Specifications & Details
'09 Mazda Rx-8 R3
Engine 1.3-liter Renesis 13B-MSP 2-Rotor Wankel
Transmission 6-speed manual
Suspension Double-wishbone (f) multi-link (r) Bilstein shocks, coil springs, antiroll bars
Weight 3,060 lbs
Price $32,600 MSRP
For 2009, Mazda has beefed up the entire RX-8 line. All models have received additional structural reinforcement to improve chassis rigidity and the rear suspension geometry has been tweaked to make it handle better. (Those are pretty much the things you would expect for a model nearing the end of its life cycle.) What you might not have anticipated is a new composite driveshaft and shorter final drive ratio on all manual transmission-equipped cars. Even better, they have finally released an R version with a deleted sunroof, stiffer suspension and stickier tires. Basically, everything that's been done to the R3 is what anyone reading this magazine would want on their RX-8, if they wanted one in the first place.
The RX-8 is one of those cars that people either love or hate. Everything about it is designed to be different. The styling is really out there. Its miniature suicide rear doors seem inappropriate on a sports car. Then there's that rotary engine the Mazda engineers just won't give up on. The car as a whole is pretty oddball, and for a long time, I was one of the haters.
On paper, the car is a dud. The inside is a little too small for a four-door and the outside is a little too big for a coupe. The engine drinks premium fuel like a roaring V-8, but it spins dyno rollers like a mousy four-banger. I used to look at the people who drove them and feel bad for their ignorance. But then I spent some time behind the wheel, and I must say the experience was truly enlightening.
The view looking out from the cockpit offers a completely different perspective than looking in. From the driver seat you can't even see the emo-ish exterior. Your eyes are offered a tasteful array of gauges and an uninhibited view of the road ahead. If the driver were so inclined, he could look down at a thick-rimmed steering wheel and a surprisingly comfortable rotor-shaped shift knob. But really there's no need to because everything falls into your hands so perfectly. It's not just the things you can touch, though. The tires are evenly distanced fore and aft from the centrally located driver seat. And every component in between seems perfectly situated to communicate with the driver, including the low-slung rotary engine.

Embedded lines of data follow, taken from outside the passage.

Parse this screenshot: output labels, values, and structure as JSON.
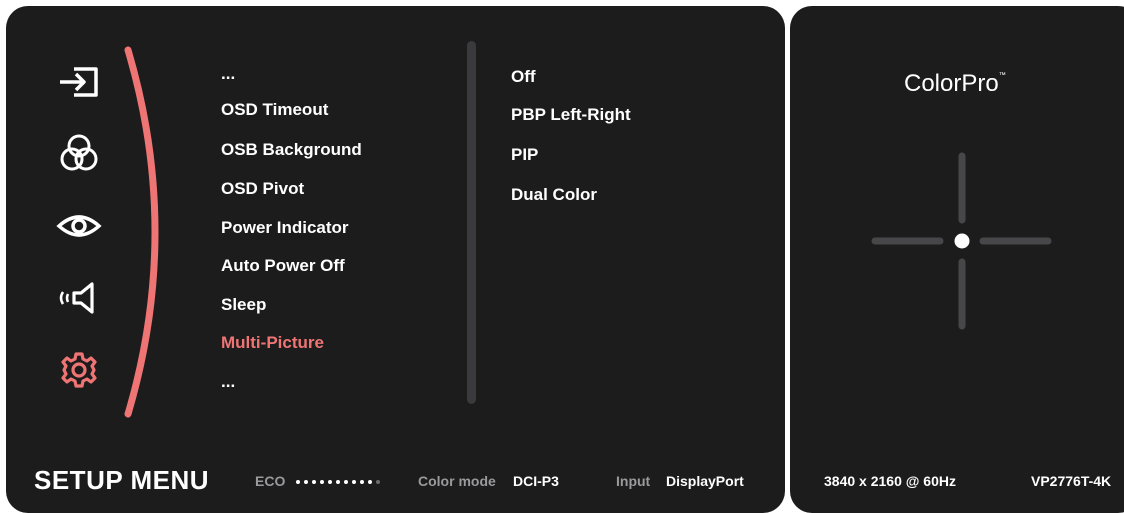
{
  "main_menu": {
    "title": "SETUP MENU",
    "category_icons": [
      "input-icon",
      "color-icon",
      "eye-icon",
      "audio-icon",
      "setup-gear-icon"
    ],
    "selected_category": "setup-gear-icon",
    "items": [
      {
        "label": "..."
      },
      {
        "label": "OSD Timeout"
      },
      {
        "label": "OSB Background"
      },
      {
        "label": "OSD Pivot"
      },
      {
        "label": "Power Indicator"
      },
      {
        "label": "Auto Power Off"
      },
      {
        "label": "Sleep"
      },
      {
        "label": "Multi-Picture",
        "selected": true
      },
      {
        "label": "..."
      }
    ],
    "options": [
      "Off",
      "PBP Left-Right",
      "PIP",
      "Dual Color"
    ]
  },
  "status_bar": {
    "eco_label": "ECO",
    "eco_level": {
      "filled": 10,
      "total": 11
    },
    "color_mode_label": "Color mode",
    "color_mode_value": "DCI-P3",
    "input_label": "Input",
    "input_value": "DisplayPort"
  },
  "side_panel": {
    "brand": "ColorPro",
    "brand_trademark": "™",
    "resolution": "3840 x 2160 @ 60Hz",
    "model": "VP2776T-4K"
  },
  "colors": {
    "panel_bg": "#1c1c1d",
    "accent": "#ef7575",
    "text": "#ffffff",
    "muted": "#9a9a9c"
  }
}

I've hated rotary engines since the first time I got stuck next to an RX-2 in the staging lanes. That ripping, oversized chainsaw sound has got to be one of the most audibly violating things ever. But when you're the one wielding the giant chainsaw, it's actually pretty frickin' bitchin'! Even with a factory exhaust system muffling its roar, the sound of that rotary engine is addictive. It's not a mild addiction like Pringles or crack. If it weren't for the 9000-rpm rev limiter, I never would have shifted. Physics be damned, I would have blown it up in first gear every time. The noise and power delivery were so foreign to me, all I wanted to do was see how fast that sucker could spin.
But does an obsession over a radically different powerplant compensate for a questionably styled body? Was I being distracted by gimmicks and missing the bigger picture? It wasn't until I drove one at the racetrack that it all came together.
The RX-8 is one of those cars that makes drivers look good. Its performance capabilities are significantly higher than what the stats would suggest. While the peak power may not be that high, the powerband is incredibly fat. That flat power curve really opens up your options as far as shift points are concerned. Go ahead and short shift before entering that rapidly approaching corner. You'll be rewarded by being able to stay on the gas all the way through that next series of turns. And turning is what the RX-8 does best.
With a nearly 50:50 weight distribution and almost all of that weight being located between the four tires, the RX-8 dances through transitions like no other. Its all-aluminum, double-wishbone front suspension keeps the front tires planted. Lifting off the gas quickly points the entire car toward wherever your hands are aimed at. There's just enough power to let you work the car through the corners. This is a momentum car, no mistake about it. But once you get a rhythm going, driving an RX-8 fast is an incredibly rewarding experience. And the extras that the R3 version includes make it even better.
If you're into uniqueness, those bumpers, side skirts, rear spoiler and 19-inch forged wheels that you're staring at are all R3 offerings that you haven't seen before. For the techno geeks, it has structurally stiffening urethane foam injected into its front crossmembers and noise-canceling technology programmed into its Bose audio system. And for those who just want to go fast, the sport-tuned Bilstein dampers, stiffer springs and supportive Recaro seats all make this exhilarating ride even better. The sissies who complained about the stiff R1 and R2 versions of the third-generation RX-7 may not like the R3 RX-8. But for anyone who's comfortable daily driving a lowered car, I'd highly recommend the experience of pedaling an R3. Even if you don't buy one, at least snag one for an extended test drive.